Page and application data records
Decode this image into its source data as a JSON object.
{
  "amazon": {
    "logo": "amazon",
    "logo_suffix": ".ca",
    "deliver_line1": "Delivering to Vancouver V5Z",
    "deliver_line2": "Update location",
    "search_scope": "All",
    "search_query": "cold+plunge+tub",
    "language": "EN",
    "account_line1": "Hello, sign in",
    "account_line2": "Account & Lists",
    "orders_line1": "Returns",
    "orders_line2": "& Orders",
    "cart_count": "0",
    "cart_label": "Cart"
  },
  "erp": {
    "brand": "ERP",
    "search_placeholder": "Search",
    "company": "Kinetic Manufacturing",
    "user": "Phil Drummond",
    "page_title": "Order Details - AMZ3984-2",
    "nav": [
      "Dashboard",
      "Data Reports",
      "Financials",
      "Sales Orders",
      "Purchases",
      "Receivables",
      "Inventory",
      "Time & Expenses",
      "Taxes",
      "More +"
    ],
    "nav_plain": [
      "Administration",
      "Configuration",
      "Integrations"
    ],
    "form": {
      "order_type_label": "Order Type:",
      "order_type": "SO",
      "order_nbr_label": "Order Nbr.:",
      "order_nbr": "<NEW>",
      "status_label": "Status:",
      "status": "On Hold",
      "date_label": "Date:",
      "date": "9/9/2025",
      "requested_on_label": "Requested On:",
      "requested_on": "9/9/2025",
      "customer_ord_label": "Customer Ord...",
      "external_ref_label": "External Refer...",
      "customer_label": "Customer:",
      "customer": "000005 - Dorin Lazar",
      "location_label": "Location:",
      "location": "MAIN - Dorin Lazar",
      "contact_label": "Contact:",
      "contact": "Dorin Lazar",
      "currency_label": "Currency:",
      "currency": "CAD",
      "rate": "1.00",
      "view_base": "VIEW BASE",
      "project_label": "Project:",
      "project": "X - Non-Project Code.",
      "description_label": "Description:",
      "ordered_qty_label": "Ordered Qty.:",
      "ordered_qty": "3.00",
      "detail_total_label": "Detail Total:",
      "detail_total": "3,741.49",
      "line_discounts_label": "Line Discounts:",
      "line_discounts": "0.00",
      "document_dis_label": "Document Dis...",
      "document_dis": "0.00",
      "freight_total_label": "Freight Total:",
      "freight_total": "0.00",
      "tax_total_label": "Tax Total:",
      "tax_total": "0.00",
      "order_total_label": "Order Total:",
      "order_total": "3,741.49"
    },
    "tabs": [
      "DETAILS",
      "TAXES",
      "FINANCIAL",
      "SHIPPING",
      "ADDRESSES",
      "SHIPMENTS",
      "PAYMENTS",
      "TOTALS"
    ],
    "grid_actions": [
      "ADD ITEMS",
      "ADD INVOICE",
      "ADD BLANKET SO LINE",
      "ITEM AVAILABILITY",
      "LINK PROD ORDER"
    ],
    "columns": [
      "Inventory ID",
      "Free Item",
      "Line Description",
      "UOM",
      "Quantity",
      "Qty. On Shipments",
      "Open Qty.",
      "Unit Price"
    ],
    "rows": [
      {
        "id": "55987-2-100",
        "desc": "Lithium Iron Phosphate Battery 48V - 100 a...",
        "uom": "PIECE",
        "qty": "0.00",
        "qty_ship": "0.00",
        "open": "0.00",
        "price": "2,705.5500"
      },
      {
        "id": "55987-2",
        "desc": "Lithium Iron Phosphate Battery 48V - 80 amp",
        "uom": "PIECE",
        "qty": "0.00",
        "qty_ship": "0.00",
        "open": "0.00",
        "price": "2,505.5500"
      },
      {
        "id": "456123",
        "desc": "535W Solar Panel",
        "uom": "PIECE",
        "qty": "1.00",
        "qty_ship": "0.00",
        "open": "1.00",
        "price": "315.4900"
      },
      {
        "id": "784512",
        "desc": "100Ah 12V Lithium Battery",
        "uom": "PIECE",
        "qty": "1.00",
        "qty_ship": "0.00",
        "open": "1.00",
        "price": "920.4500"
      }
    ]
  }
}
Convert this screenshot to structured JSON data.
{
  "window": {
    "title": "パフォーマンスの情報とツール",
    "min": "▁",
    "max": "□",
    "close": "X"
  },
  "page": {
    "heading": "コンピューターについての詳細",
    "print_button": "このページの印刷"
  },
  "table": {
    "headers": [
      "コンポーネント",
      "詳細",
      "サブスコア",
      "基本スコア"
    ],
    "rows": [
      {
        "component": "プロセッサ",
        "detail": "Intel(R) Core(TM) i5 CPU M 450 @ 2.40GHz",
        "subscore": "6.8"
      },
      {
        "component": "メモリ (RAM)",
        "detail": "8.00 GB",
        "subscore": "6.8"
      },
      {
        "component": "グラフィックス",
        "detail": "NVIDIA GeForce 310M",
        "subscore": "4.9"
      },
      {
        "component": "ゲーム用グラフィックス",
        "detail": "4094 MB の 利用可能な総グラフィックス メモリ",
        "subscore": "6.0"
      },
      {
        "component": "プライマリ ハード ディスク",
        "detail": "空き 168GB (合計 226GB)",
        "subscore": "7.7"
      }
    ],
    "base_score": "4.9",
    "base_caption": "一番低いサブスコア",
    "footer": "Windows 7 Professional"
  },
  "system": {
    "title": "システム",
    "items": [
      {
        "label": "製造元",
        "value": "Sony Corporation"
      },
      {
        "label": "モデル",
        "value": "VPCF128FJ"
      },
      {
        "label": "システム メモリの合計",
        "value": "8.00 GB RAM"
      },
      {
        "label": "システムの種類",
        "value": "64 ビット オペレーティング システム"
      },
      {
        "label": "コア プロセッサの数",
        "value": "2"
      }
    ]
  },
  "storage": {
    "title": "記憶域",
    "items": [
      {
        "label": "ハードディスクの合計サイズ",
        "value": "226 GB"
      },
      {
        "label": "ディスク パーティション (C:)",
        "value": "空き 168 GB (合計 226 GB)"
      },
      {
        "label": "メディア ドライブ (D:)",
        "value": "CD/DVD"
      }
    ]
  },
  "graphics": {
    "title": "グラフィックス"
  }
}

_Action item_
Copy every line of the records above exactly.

_Solution to the problem_
Decode this image into its source data as a JSON object.
{
  "amazon": {
    "logo": "amazon",
    "logo_suffix": ".ca",
    "deliver_line1": "Delivering to Vancouver V5Z",
    "deliver_line2": "Update location",
    "search_scope": "All",
    "search_query": "cold+plunge+tub",
    "language": "EN",
    "account_line1": "Hello, sign in",
    "account_line2": "Account & Lists",
    "orders_line1": "Returns",
    "orders_line2": "& Orders",
    "cart_count": "0",
    "cart_label": "Cart"
  },
  "erp": {
    "brand": "ERP",
    "search_placeholder": "Search",
    "company": "Kinetic Manufacturing",
    "user": "Phil Drummond",
    "page_title": "Order Details - AMZ3984-2",
    "nav": [
      "Dashboard",
      "Data Reports",
      "Financials",
      "Sales Orders",
      "Purchases",
      "Receivables",
      "Inventory",
      "Time & Expenses",
      "Taxes",
      "More +"
    ],
    "nav_plain": [
      "Administration",
      "Configuration",
      "Integrations"
    ],
    "form": {
      "order_type_label": "Order Type:",
      "order_type": "SO",
      "order_nbr_label": "Order Nbr.:",
      "order_nbr": "<NEW>",
      "status_label": "Status:",
      "status": "On Hold",
      "date_label": "Date:",
      "date": "9/9/2025",
      "requested_on_label": "Requested On:",
      "requested_on": "9/9/2025",
      "customer_ord_label": "Customer Ord...",
      "external_ref_label": "External Refer...",
      "customer_label": "Customer:",
      "customer": "000005 - Dorin Lazar",
      "location_label": "Location:",
      "location": "MAIN - Dorin Lazar",
      "contact_label": "Contact:",
      "contact": "Dorin Lazar",
      "currency_label": "Currency:",
      "currency": "CAD",
      "rate": "1.00",
      "view_base": "VIEW BASE",
      "project_label": "Project:",
      "project": "X - Non-Project Code.",
      "description_label": "Description:",
      "ordered_qty_label": "Ordered Qty.:",
      "ordered_qty": "3.00",
      "detail_total_label": "Detail Total:",
      "detail_total": "3,741.49",
      "line_discounts_label": "Line Discounts:",
      "line_discounts": "0.00",
      "document_dis_label": "Document Dis...",
      "document_dis": "0.00",
      "freight_total_label": "Freight Total:",
      "freight_total": "0.00",
      "tax_total_label": "Tax Total:",
      "tax_total": "0.00",
      "order_total_label": "Order Total:",
      "order_total": "3,741.49"
    },
    "tabs": [
      "DETAILS",
      "TAXES",
      "FINANCIAL",
      "SHIPPING",
      "ADDRESSES",
      "SHIPMENTS",
      "PAYMENTS",
      "TOTALS"
    ],
    "grid_actions": [
      "ADD ITEMS",
      "ADD INVOICE",
      "ADD BLANKET SO LINE",
      "ITEM AVAILABILITY",
      "LINK PROD ORDER"
    ],
    "columns": [
      "Inventory ID",
      "Free Item",
      "Line Description",
      "UOM",
      "Quantity",
      "Qty. On Shipments",
      "Open Qty.",
      "Unit Price"
    ],
    "rows": [
      {
        "id": "55987-2-100",
        "desc": "Lithium Iron Phosphate Battery 48V - 100 a...",
        "uom": "PIECE",
        "qty": "0.00",
        "qty_ship": "0.00",
        "open": "0.00",
        "price": "2,705.5500"
      },
      {
        "id": "55987-2",
        "desc": "Lithium Iron Phosphate Battery 48V - 80 amp",
        "uom": "PIECE",
        "qty": "0.00",
        "qty_ship": "0.00",
        "open": "0.00",
        "price": "2,505.5500"
      },
      {
        "id": "456123",
        "desc": "535W Solar Panel",
        "uom": "PIECE",
        "qty": "1.00",
        "qty_ship": "0.00",
        "open": "1.00",
        "price": "315.4900"
      },
      {
        "id": "784512",
        "desc": "100Ah 12V Lithium Battery",
        "uom": "PIECE",
        "qty": "1.00",
        "qty_ship": "0.00",
        "open": "1.00",
        "price": "920.4500"
      }
    ]
  }
}
Convert this screenshot to structured JSON data.
{
  "window": {
    "title": "パフォーマンスの情報とツール",
    "min": "▁",
    "max": "□",
    "close": "X"
  },
  "page": {
    "heading": "コンピューターについての詳細",
    "print_button": "このページの印刷"
  },
  "table": {
    "headers": [
      "コンポーネント",
      "詳細",
      "サブスコア",
      "基本スコア"
    ],
    "rows": [
      {
        "component": "プロセッサ",
        "detail": "Intel(R) Core(TM) i5 CPU M 450 @ 2.40GHz",
        "subscore": "6.8"
      },
      {
        "component": "メモリ (RAM)",
        "detail": "8.00 GB",
        "subscore": "6.8"
      },
      {
        "component": "グラフィックス",
        "detail": "NVIDIA GeForce 310M",
        "subscore": "4.9"
      },
      {
        "component": "ゲーム用グラフィックス",
        "detail": "4094 MB の 利用可能な総グラフィックス メモリ",
        "subscore": "6.0"
      },
      {
        "component": "プライマリ ハード ディスク",
        "detail": "空き 168GB (合計 226GB)",
        "subscore": "7.7"
      }
    ],
    "base_score": "4.9",
    "base_caption": "一番低いサブスコア",
    "footer": "Windows 7 Professional"
  },
  "system": {
    "title": "システム",
    "items": [
      {
        "label": "製造元",
        "value": "Sony Corporation"
      },
      {
        "label": "モデル",
        "value": "VPCF128FJ"
      },
      {
        "label": "システム メモリの合計",
        "value": "8.00 GB RAM"
      },
      {
        "label": "システムの種類",
        "value": "64 ビット オペレーティング システム"
      },
      {
        "label": "コア プロセッサの数",
        "value": "2"
      }
    ]
  },
  "storage": {
    "title": "記憶域",
    "items": [
      {
        "label": "ハードディスクの合計サイズ",
        "value": "226 GB"
      },
      {
        "label": "ディスク パーティション (C:)",
        "value": "空き 168 GB (合計 226 GB)"
      },
      {
        "label": "メディア ドライブ (D:)",
        "value": "CD/DVD"
      }
    ]
  },
  "graphics": {
    "title": "グラフィックス"
  }
}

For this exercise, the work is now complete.